Unless it is raining, I like to set up a little way into the boardwalk inside the Nature Park. There is a perfect little nook of benches where the community can stumble upon me around the mend. I got many inquisitive looks and laughter at finding someone painting in the middle of the park. Little sense disks were also installed between the project sign and the set-up area to lead the participants in.
The stories and personalities the community have shared has been a treasure. It is hard to describe the intricacy of how each conversation started and the turns, pauses and whirlwinds between. There was a total of 5 sessions of Story Exchange with 2-3 conversations in each depending on the duration. Young participants added their beautiful colour blobs of butterflies, flowers, and birds using watercolour and invasive plant inks. Older community members drew or told stories of the senses that stood out to them the most and their perspectives. We got participants from all over metro-Vancouver and across from Germany and Hong Kong.

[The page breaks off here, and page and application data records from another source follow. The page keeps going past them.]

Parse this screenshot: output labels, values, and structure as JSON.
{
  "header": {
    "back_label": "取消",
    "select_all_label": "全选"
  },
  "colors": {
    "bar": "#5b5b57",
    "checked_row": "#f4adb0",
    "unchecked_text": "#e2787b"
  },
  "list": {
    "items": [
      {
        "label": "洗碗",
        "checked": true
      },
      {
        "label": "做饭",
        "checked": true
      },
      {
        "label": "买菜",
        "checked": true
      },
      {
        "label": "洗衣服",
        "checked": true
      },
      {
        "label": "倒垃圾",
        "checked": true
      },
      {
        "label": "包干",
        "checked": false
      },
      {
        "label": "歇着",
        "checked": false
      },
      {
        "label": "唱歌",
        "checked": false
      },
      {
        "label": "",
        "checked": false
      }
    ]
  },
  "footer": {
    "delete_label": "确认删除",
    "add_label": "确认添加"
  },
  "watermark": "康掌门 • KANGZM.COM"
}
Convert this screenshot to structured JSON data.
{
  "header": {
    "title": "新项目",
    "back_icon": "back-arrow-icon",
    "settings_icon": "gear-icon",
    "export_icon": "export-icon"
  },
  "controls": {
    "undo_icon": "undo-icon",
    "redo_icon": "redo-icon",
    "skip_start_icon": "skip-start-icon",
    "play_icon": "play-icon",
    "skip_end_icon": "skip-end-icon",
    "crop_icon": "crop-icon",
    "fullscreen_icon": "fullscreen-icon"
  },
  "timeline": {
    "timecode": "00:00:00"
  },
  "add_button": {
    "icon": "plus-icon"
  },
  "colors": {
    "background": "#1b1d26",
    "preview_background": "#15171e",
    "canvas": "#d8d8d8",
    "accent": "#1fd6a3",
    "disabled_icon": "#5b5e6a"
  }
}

Each of the 13 books will be interpreted into a little scene as part of the interactive installation called Hidden Stories on August 24. I hope to capture the personalities of the families and the individuals I met, portraying their stories through little figures to be found throughout the Nature Park. Each will hold the story given and experienced while creating further memories and interactions with the nature around us. If you are curious to see the work in progress, come by for the Open Studio on August 3rd. I will also post some sneak peaks soon.